Dobber Sports


By J.P. of Japer's Rink It's that time of the year again – the race for your fantasy league's title is whittling itself down to a few contenders and, if you're in a one-year league, the pretenders are working on their fantasy baseball draft prep. If you're in a keeper league, though, the pretenders are looking to the future. Either way, there is a growing fear among the teams at the top that one (or more) of the teams at the bottom will make a trade that will fundamentally shift the balance of power at the top in a way that's not in the best interest of the league. You know the trade I'm talking about – the one that results in name-calling, threats to quit the league and crying like a girl watching Titanic. There are basically three reasons a bottom-feeder team will make such
a trade: they'll do it out of indifference – they don't care any more,
so sure, they'll make a trade; they'll do it out of malice or
collusion – why not help out my buddy at the top?; or they'll do it
out of a desire to make their team better for next year. This last
one only applies to keeper leagues, obviously, but is the most
difficult to deal with because the bottom-feeding (and if you're that
team and want to feel better about yourself, feel free to substitute
the term "future contending team") owner really is acting in his own
best interest.

Let me use an example. I'm in an ultra-competitive 12-team keeper
league – the Phantasy Hockey League (PHL) – where we have NHL-size
rosters and are allowed to keep up to five players each year. Right
now there are a few teams at the top with a chance to win the League
and a number at the bottom just hanging around to post links to barely
legal chicks on the League message board. Now, assume that one of
those teams, cognizant of its chances to win the League, wants a stud
keeper (say, Dany Heatley) from one of the top teams. This
bottom-feeder decides that he has five attractive players that are
good, but not "keeper quality" – Nick Lidstrom, Peter Forsberg, Keith
Tkachuk, Alex Tanguay and Martin Straka – so he offers these five for
Heatley. If the trade is accepted, he wins because he gets his stud
keeper for next year, this year be damned (but he'll stay active for
the Keeley Hazel links, of course). The Heatley owner also likely
wins because though he's lost a great keeper, he's added enough talent
in the short-term to win the League. Both owners win, the League

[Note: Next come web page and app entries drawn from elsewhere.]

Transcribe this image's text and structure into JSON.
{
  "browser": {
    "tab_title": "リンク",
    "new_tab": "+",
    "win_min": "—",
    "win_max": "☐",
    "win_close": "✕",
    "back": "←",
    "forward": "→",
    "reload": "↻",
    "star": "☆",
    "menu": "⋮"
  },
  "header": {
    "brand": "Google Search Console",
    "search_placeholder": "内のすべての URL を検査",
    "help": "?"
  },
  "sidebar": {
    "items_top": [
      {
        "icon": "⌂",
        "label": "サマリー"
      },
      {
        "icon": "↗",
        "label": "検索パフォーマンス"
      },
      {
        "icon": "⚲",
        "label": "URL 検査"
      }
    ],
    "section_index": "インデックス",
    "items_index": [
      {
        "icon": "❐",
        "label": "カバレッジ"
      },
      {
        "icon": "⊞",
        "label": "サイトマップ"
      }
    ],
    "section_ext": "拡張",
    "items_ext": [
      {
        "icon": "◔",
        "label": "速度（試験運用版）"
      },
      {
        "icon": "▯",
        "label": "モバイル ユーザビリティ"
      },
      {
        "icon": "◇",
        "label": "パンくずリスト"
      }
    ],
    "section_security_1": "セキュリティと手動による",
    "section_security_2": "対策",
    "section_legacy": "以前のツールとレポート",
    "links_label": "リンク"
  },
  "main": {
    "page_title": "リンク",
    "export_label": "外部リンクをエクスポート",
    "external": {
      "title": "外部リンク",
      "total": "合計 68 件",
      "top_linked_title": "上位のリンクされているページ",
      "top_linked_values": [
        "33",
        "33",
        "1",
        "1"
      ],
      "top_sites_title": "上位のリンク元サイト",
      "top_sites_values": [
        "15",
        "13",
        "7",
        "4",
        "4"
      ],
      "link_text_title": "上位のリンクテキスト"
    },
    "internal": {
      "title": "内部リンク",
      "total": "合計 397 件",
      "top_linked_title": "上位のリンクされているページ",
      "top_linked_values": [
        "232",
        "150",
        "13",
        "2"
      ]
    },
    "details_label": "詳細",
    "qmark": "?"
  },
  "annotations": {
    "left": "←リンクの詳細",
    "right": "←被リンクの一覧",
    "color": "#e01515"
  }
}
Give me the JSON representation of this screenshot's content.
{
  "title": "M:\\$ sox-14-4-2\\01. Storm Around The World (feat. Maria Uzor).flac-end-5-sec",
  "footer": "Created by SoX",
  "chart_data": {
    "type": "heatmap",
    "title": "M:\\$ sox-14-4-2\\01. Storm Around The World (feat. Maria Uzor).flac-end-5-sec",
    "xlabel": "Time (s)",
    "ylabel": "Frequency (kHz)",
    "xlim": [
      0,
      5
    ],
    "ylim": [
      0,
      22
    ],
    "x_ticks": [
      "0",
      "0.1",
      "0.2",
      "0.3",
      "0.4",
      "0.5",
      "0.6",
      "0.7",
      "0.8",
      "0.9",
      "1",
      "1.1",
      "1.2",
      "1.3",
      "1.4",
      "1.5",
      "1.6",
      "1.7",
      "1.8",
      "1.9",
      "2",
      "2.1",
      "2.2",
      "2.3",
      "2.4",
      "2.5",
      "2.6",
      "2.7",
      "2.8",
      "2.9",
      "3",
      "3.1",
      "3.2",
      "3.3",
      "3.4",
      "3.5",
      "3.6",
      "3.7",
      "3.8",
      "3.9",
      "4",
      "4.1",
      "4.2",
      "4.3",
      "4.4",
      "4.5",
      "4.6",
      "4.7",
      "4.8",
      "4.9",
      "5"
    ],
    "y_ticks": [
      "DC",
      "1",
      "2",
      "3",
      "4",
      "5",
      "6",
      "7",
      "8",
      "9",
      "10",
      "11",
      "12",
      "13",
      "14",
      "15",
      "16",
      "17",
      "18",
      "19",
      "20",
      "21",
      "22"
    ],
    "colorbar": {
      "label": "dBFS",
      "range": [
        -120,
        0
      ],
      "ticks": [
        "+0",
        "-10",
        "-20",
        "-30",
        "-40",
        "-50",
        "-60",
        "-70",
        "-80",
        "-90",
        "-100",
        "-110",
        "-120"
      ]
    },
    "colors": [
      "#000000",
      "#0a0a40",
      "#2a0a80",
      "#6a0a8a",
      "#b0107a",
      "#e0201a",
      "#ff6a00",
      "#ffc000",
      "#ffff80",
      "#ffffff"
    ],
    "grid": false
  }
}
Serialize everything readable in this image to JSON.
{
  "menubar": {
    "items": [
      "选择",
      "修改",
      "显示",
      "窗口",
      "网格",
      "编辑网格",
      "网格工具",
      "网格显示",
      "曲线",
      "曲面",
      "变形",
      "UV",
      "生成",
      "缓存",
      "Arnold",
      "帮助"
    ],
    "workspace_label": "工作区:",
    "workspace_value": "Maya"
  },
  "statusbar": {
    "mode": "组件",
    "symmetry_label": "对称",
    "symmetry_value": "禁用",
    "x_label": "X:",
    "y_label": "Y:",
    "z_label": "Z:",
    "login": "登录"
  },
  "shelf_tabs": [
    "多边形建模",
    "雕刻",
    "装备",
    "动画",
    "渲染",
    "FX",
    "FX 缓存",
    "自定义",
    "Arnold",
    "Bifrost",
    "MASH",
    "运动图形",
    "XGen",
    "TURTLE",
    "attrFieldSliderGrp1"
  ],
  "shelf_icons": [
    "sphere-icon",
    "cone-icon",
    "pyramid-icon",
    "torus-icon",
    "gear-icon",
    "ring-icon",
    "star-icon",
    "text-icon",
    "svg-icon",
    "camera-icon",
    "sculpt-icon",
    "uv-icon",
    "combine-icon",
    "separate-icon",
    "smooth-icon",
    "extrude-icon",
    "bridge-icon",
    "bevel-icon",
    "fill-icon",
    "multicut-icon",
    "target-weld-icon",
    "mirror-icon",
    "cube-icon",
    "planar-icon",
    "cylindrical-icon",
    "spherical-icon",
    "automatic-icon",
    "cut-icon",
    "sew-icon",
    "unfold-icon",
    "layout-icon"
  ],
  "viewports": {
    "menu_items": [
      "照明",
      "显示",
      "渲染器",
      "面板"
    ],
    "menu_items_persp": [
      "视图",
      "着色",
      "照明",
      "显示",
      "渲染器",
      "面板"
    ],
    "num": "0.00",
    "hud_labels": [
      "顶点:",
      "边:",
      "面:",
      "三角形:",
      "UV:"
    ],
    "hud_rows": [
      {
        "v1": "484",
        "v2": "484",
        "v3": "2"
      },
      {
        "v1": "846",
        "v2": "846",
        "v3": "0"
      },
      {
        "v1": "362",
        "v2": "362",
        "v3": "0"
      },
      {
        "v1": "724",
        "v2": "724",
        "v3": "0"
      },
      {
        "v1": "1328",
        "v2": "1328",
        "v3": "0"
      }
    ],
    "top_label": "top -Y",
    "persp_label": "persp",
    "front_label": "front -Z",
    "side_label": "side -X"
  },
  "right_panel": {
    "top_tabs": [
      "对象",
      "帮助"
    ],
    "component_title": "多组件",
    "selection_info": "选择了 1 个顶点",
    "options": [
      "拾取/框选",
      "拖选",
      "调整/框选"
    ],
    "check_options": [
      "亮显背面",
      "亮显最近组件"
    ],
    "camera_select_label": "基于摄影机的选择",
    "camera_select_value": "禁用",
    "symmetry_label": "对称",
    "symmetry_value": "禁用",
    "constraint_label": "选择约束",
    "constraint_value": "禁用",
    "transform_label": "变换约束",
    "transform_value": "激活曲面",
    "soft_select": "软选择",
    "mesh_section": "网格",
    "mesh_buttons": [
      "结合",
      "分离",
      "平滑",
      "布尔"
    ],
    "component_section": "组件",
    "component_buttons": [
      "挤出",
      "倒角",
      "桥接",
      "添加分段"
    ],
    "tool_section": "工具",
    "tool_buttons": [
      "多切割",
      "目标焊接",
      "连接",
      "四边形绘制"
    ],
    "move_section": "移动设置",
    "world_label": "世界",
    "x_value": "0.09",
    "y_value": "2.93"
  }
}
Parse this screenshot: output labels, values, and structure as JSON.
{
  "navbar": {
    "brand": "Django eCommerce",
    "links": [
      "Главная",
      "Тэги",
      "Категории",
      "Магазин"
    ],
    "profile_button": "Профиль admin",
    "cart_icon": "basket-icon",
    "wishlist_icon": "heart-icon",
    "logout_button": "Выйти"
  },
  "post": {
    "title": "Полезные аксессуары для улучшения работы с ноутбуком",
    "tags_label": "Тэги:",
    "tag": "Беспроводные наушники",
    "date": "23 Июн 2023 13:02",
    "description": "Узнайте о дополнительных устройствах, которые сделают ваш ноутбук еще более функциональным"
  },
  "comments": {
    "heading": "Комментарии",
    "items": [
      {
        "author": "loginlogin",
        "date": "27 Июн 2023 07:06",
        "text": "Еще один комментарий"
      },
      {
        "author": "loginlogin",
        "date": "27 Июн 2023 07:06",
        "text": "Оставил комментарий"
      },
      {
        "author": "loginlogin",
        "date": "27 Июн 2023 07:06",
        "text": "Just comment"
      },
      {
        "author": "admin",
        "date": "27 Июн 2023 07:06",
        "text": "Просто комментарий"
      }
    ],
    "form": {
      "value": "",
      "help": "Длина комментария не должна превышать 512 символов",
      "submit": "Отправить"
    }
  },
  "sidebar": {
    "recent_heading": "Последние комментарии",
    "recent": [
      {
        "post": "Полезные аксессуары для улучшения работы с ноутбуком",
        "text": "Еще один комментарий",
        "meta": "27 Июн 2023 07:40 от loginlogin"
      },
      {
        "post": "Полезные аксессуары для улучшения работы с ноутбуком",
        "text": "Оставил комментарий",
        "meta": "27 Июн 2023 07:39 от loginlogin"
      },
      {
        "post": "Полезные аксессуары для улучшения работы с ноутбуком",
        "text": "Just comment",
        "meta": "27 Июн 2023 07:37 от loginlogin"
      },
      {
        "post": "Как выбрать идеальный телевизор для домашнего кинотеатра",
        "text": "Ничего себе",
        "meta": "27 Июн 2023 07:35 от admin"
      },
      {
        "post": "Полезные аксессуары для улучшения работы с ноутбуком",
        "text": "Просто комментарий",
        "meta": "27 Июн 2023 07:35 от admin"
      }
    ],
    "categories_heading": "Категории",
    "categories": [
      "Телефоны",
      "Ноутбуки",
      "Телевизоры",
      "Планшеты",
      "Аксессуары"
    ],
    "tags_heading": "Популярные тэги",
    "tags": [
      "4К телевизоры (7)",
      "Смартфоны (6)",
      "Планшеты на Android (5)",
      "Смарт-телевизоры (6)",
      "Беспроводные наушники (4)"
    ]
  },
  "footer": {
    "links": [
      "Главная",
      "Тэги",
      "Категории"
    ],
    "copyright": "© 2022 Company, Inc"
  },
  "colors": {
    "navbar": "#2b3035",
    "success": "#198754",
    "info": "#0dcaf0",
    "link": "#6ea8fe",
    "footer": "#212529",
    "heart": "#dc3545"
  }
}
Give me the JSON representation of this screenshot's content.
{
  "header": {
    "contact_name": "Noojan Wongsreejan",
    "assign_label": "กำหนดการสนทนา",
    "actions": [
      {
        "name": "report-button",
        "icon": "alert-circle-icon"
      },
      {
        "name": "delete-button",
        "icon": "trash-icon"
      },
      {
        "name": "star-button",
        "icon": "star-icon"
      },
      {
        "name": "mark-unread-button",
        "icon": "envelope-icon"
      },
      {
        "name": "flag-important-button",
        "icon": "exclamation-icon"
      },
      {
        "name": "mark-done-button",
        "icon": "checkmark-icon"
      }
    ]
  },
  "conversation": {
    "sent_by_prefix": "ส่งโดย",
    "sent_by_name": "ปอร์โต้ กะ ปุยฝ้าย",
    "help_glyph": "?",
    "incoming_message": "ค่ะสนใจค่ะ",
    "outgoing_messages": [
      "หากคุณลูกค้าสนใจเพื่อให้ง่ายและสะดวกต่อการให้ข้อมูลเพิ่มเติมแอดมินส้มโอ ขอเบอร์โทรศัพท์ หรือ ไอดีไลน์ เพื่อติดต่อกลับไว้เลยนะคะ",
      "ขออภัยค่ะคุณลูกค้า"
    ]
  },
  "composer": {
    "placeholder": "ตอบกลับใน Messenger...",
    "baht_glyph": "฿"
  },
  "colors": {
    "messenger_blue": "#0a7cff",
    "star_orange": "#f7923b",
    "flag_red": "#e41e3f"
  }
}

So it comes down to this – should your league prevent such a trade?
And if so, how? Assuming that the answer to the first of these
questions is "yes," here are some ideas on the second question.

To begin with, you absolutely must have trade voting (I'd be surprised
if any serious leagues don't use some sort of trade voting system).
In the PHL, if there are six votes against a trade, it's vetoed. But
what are valid reasons for voting against a trade? There's no
collusion here, and each team is legitimately trying to make itself
better. Should the Heatley owner be punished for having such a sought
after commodity? Should the other owner be punished for trying to
make his team better for the future? How do you determine what's
"fair"? One idea we've toyed with to remove the subjectivity is to
require that trades have a relatively equal amount (a certain
percentage or dollar value) of
NHL salaries going each way, but that's imperfect too.

We've done a couple of other things to try to limit these trades as
well. For example, we give out prize money for the team that rises
the most in the standings after January 1. This keeps some
lower-echelon teams interested in improving throughout the second half
(which is important because nothing is worse than a dormant owner's
indifference determining